Debt settlement is a useful tool in improving an individuals financial situation, but it is not without pitfalls. When someone has a large unsecured debt, such as a credit card, they can offer their creditor an alternative payment plan. For example: Marc owes $7,000 to a credit card company. Marc has had a severe drop in income and hasn’t been able to make payments to his creditor for several months. Marc wants to pay his debt, but can’t afford the large payment the company requires. He goes to his attorney friend and the attorney negotiates with the creditor on his behalf. Creditors often prefer large initial payments, with a promise to pay small incremental amounts thereafter. If the credit card company agrees, Marc can pay them $1,000 today and make $200 payments each monthly for twenty-four months. They may agree to this because he hasn’t been making payments thus far and it is well known that his attorney friend files bankruptcy cases. If Marc were to file a bankruptcy, this creditor knows they would get little to nothing in payment. When they agree, Marc has struck a deal that has him paying $5,800 to satisfy a $7,000 debt obligation. This is a $1,200 dollar savings which makes Marc happy because it’s more manageable and less than he originally owed. Just before taxes are due, when Marc’s debt is long forgotten, he gets a letter in the mail from the IRS. He nervously opens it to find a Form 1099-C for $1,200 in income, the exact amount he saved in his settlement. This is called “Debt Forgiveness Income”. The IRS’ theory is that because Marc’s overall worth has gone up by a net $1,200, he has in effect earned $1,200 in value and should be taxed on it.

In Marc’s situation he can probably handle the tax liability from an extra $1,200 in income for the year, but as the debt forgiven gets larger, the ability to absorb that liability decreases.

Published on:

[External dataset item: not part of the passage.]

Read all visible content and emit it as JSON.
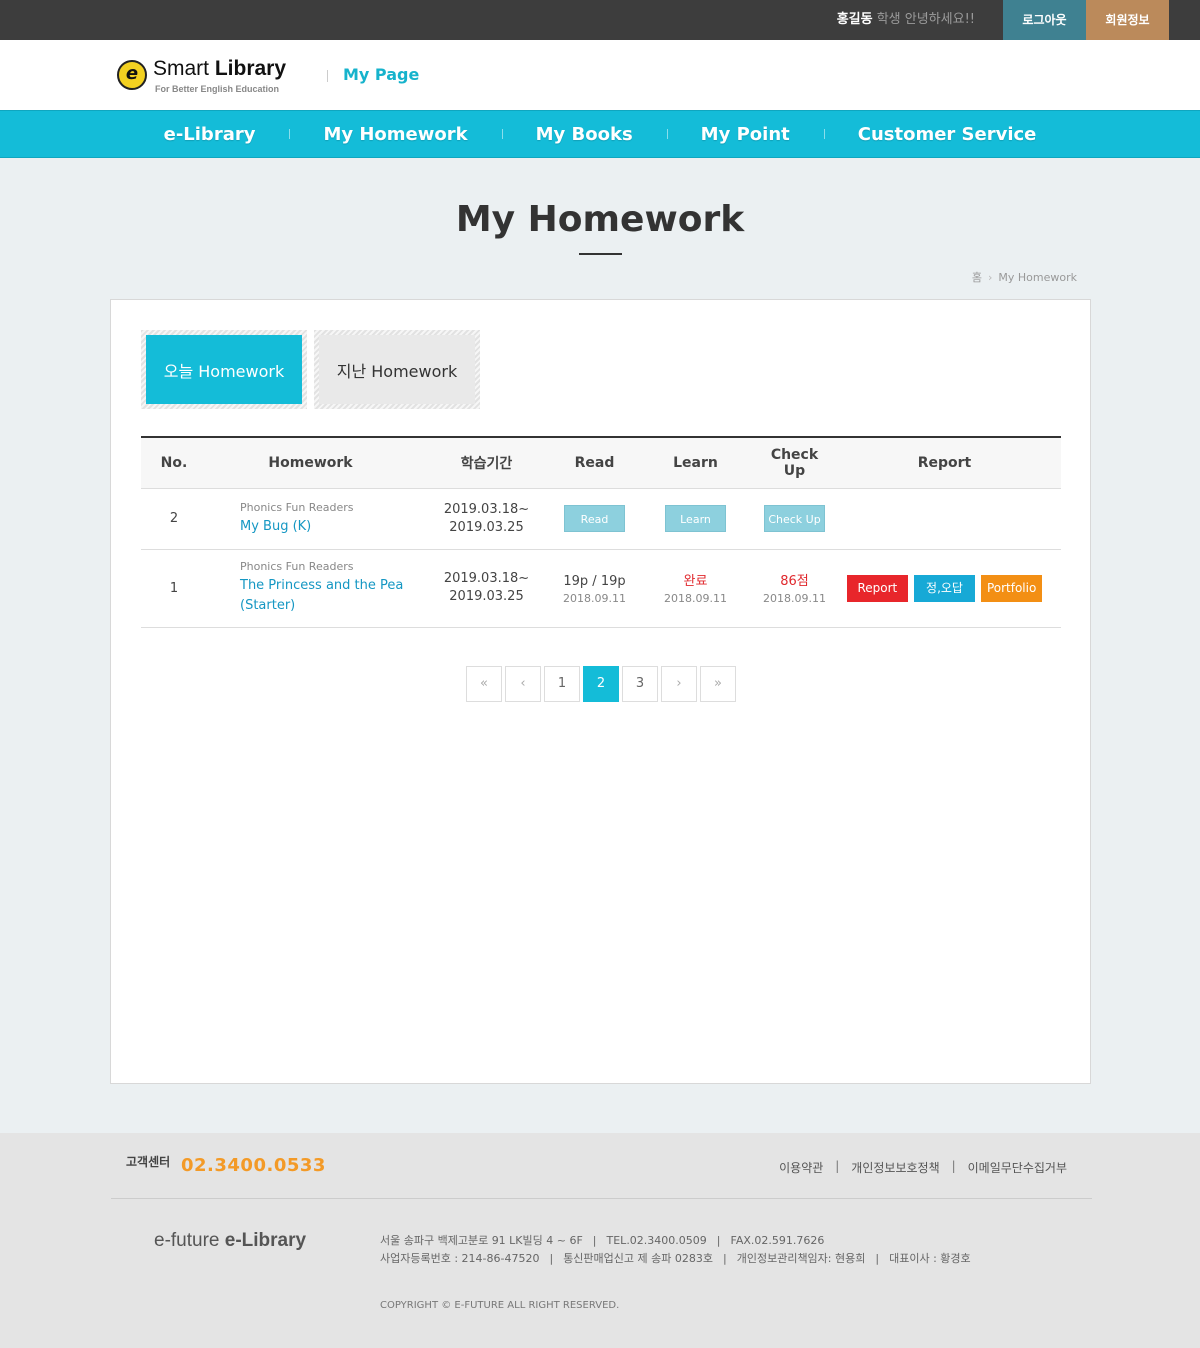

If you want to reaffirm a debt after filing for bankruptcy, your must executed a new agreement with your creditor. This reaffirmation agreement must be written and must be signed by both you and the creditor. Should you sign this reaffirmation agreement? Here are some pros and cons.


First, if you want to keep the property, you must sign the reaffirmation agreement. Also, if you do sign, you will be certain what your payments will be, what your interest rate is, etc. Signing a reaffirmation agreement may also help rebuild your credit, since you are taking responsibility for a pre-filing debt and are making regular payments on a debt.

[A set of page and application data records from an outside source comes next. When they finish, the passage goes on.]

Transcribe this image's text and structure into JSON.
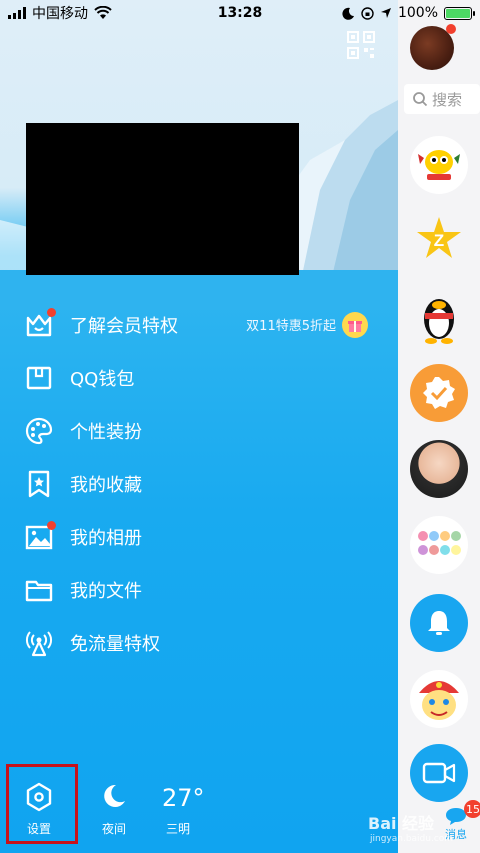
{
  "status_bar": {
    "carrier": "中国移动",
    "time": "13:28",
    "battery": "100%",
    "battery_level": 1.0
  },
  "drawer": {
    "menu": [
      {
        "label": "了解会员特权",
        "icon": "crown-icon",
        "dot": true
      },
      {
        "label": "QQ钱包",
        "icon": "wallet-icon",
        "dot": false
      },
      {
        "label": "个性装扮",
        "icon": "palette-icon",
        "dot": false
      },
      {
        "label": "我的收藏",
        "icon": "bookmark-icon",
        "dot": false
      },
      {
        "label": "我的相册",
        "icon": "photo-icon",
        "dot": true
      },
      {
        "label": "我的文件",
        "icon": "folder-icon",
        "dot": false
      },
      {
        "label": "免流量特权",
        "icon": "signal-tower-icon",
        "dot": false
      }
    ],
    "promo_text": "双11特惠5折起",
    "bottom": {
      "settings_label": "设置",
      "night_label": "夜间",
      "temperature": "27°",
      "city": "三明"
    }
  },
  "sidebar": {
    "search_placeholder": "搜索",
    "messages_label": "消息",
    "messages_count": "15"
  },
  "watermark": {
    "text": "Bai 经验",
    "url": "jingyan.baidu.com"
  }
}
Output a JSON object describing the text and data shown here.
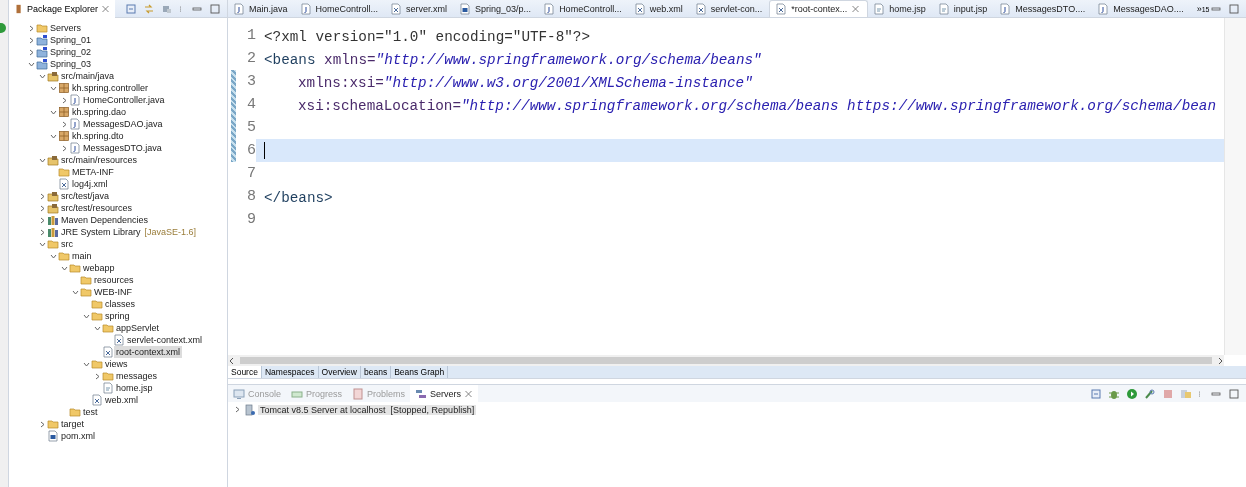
{
  "package_explorer": {
    "title": "Package Explorer",
    "tree": [
      {
        "label": "Servers",
        "kind": "folder",
        "expanded": false,
        "selected": false
      },
      {
        "label": "Spring_01",
        "kind": "project",
        "expanded": false,
        "selected": false
      },
      {
        "label": "Spring_02",
        "kind": "project",
        "expanded": false,
        "selected": false
      },
      {
        "label": "Spring_03",
        "kind": "project",
        "expanded": true,
        "selected": false,
        "children": [
          {
            "label": "src/main/java",
            "kind": "source-folder",
            "expanded": true,
            "selected": false,
            "children": [
              {
                "label": "kh.spring.controller",
                "kind": "package",
                "expanded": true,
                "selected": false,
                "children": [
                  {
                    "label": "HomeController.java",
                    "kind": "java-file",
                    "expanded": false,
                    "selected": false
                  }
                ]
              },
              {
                "label": "kh.spring.dao",
                "kind": "package",
                "expanded": true,
                "selected": false,
                "children": [
                  {
                    "label": "MessagesDAO.java",
                    "kind": "java-file",
                    "expanded": false,
                    "selected": false
                  }
                ]
              },
              {
                "label": "kh.spring.dto",
                "kind": "package",
                "expanded": true,
                "selected": false,
                "children": [
                  {
                    "label": "MessagesDTO.java",
                    "kind": "java-file",
                    "expanded": false,
                    "selected": false
                  }
                ]
              }
            ]
          },
          {
            "label": "src/main/resources",
            "kind": "source-folder",
            "expanded": true,
            "selected": false,
            "children": [
              {
                "label": "META-INF",
                "kind": "folder",
                "selected": false
              },
              {
                "label": "log4j.xml",
                "kind": "xml-file",
                "selected": false
              }
            ]
          },
          {
            "label": "src/test/java",
            "kind": "source-folder",
            "expanded": false,
            "selected": false
          },
          {
            "label": "src/test/resources",
            "kind": "source-folder",
            "expanded": false,
            "selected": false
          },
          {
            "label": "Maven Dependencies",
            "kind": "library",
            "expanded": false,
            "selected": false
          },
          {
            "label": "JRE System Library",
            "decoration": "[JavaSE-1.6]",
            "kind": "library",
            "expanded": false,
            "selected": false
          },
          {
            "label": "src",
            "kind": "folder",
            "expanded": true,
            "selected": false,
            "children": [
              {
                "label": "main",
                "kind": "folder",
                "expanded": true,
                "selected": false,
                "children": [
                  {
                    "label": "webapp",
                    "kind": "folder",
                    "expanded": true,
                    "selected": false,
                    "children": [
                      {
                        "label": "resources",
                        "kind": "folder",
                        "selected": false
                      },
                      {
                        "label": "WEB-INF",
                        "kind": "folder",
                        "expanded": true,
                        "selected": false,
                        "children": [
                          {
                            "label": "classes",
                            "kind": "folder",
                            "selected": false
                          },
                          {
                            "label": "spring",
                            "kind": "folder",
                            "expanded": true,
                            "selected": false,
                            "children": [
                              {
                                "label": "appServlet",
                                "kind": "folder",
                                "expanded": true,
                                "selected": false,
                                "children": [
                                  {
                                    "label": "servlet-context.xml",
                                    "kind": "xml-file",
                                    "selected": false
                                  }
                                ]
                              },
                              {
                                "label": "root-context.xml",
                                "kind": "xml-file",
                                "selected": true
                              }
                            ]
                          },
                          {
                            "label": "views",
                            "kind": "folder",
                            "expanded": true,
                            "selected": false,
                            "children": [
                              {
                                "label": "messages",
                                "kind": "folder",
                                "expanded": false,
                                "selected": false
                              },
                              {
                                "label": "home.jsp",
                                "kind": "jsp-file",
                                "selected": false
                              }
                            ]
                          },
                          {
                            "label": "web.xml",
                            "kind": "xml-file",
                            "selected": false
                          }
                        ]
                      }
                    ]
                  },
                  {
                    "label": "test",
                    "kind": "folder",
                    "selected": false
                  }
                ]
              }
            ]
          },
          {
            "label": "target",
            "kind": "folder",
            "expanded": false,
            "selected": false
          },
          {
            "label": "pom.xml",
            "kind": "maven-file",
            "selected": false
          }
        ]
      }
    ]
  },
  "editor": {
    "tabs": [
      {
        "label": "Main.java",
        "kind": "java-file",
        "selected": false
      },
      {
        "label": "HomeControll...",
        "kind": "java-file",
        "selected": false
      },
      {
        "label": "server.xml",
        "kind": "xml-file",
        "selected": false
      },
      {
        "label": "Spring_03/p...",
        "kind": "maven-file",
        "selected": false
      },
      {
        "label": "HomeControll...",
        "kind": "java-file",
        "selected": false
      },
      {
        "label": "web.xml",
        "kind": "xml-file",
        "selected": false
      },
      {
        "label": "servlet-con...",
        "kind": "xml-file",
        "selected": false
      },
      {
        "label": "*root-contex...",
        "kind": "xml-file",
        "selected": true
      },
      {
        "label": "home.jsp",
        "kind": "jsp-file",
        "selected": false
      },
      {
        "label": "input.jsp",
        "kind": "jsp-file",
        "selected": false
      },
      {
        "label": "MessagesDTO....",
        "kind": "java-file",
        "selected": false
      },
      {
        "label": "MessagesDAO....",
        "kind": "java-file",
        "selected": false
      }
    ],
    "overflow": "»",
    "overflow_count": "15",
    "lines": [
      {
        "number": "1",
        "changed": false,
        "current": false,
        "tokens": [
          {
            "kind": "plain",
            "text": "<?xml version=\"1.0\" encoding=\"UTF-8\"?>"
          }
        ]
      },
      {
        "number": "2",
        "changed": false,
        "current": false,
        "tokens": [
          {
            "kind": "tag",
            "text": "<beans "
          },
          {
            "kind": "attr",
            "text": "xmlns="
          },
          {
            "kind": "value",
            "text": "\"http://www.springframework.org/schema/beans\""
          }
        ]
      },
      {
        "number": "3",
        "changed": true,
        "current": false,
        "indented": true,
        "tokens": [
          {
            "kind": "attr",
            "text": "xmlns:xsi="
          },
          {
            "kind": "value",
            "text": "\"http://www.w3.org/2001/XMLSchema-instance\""
          }
        ]
      },
      {
        "number": "4",
        "changed": true,
        "current": false,
        "indented": true,
        "tokens": [
          {
            "kind": "attr",
            "text": "xsi:schemaLocation="
          },
          {
            "kind": "value",
            "text": "\"http://www.springframework.org/schema/beans https://www.springframework.org/schema/bean"
          }
        ]
      },
      {
        "number": "5",
        "changed": true,
        "current": false
      },
      {
        "number": "6",
        "changed": true,
        "current": true
      },
      {
        "number": "7",
        "changed": false,
        "current": false
      },
      {
        "number": "8",
        "changed": false,
        "current": false,
        "tokens": [
          {
            "kind": "tag",
            "text": "</beans>"
          }
        ]
      },
      {
        "number": "9",
        "changed": false,
        "current": false
      }
    ],
    "sub_tabs": [
      {
        "label": "Source",
        "selected": true
      },
      {
        "label": "Namespaces",
        "selected": false
      },
      {
        "label": "Overview",
        "selected": false
      },
      {
        "label": "beans",
        "selected": false
      },
      {
        "label": "Beans Graph",
        "selected": false
      }
    ]
  },
  "bottom_panel": {
    "tabs": [
      {
        "label": "Console",
        "kind": "console",
        "selected": false
      },
      {
        "label": "Progress",
        "kind": "progress",
        "selected": false
      },
      {
        "label": "Problems",
        "kind": "problems",
        "selected": false
      },
      {
        "label": "Servers",
        "kind": "servers",
        "selected": true
      }
    ],
    "servers": [
      {
        "label": "Tomcat v8.5 Server at localhost",
        "status": "[Stopped, Republish]",
        "expanded": false
      }
    ]
  }
}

Published on:

Inheritance can be an issue in bankruptcy law. One might think that after you receive a discharge in your bankruptcy case, your case is done and the court does not have an interest in your finances. This is not always so.

In a Chapter 7 case, if a loved one dies and leave you an inheritance within 180 days from the date of filing your case, then this money becomes part of your bankruptcy estate. The trustee may want some or all of the inherited funds to distribute to creditors. The important thing to remember is that the date that you become eligible for the inheritance that is the date to use in this 180 day analysis. This is the date of the loved one’s death, not when you actually receive the money or property.

In a Chapter 13 case there is an ongoing obligation to keep the trustee appraised of what property you own. Once they learn of an inheritance, they will likely take those funds for the benefit of your creditors. This can occur any time during the case. Since Chapter 13 cases are often as long as five years, it is important to make arrangements with relatives who may pass on during this time.

Contact Information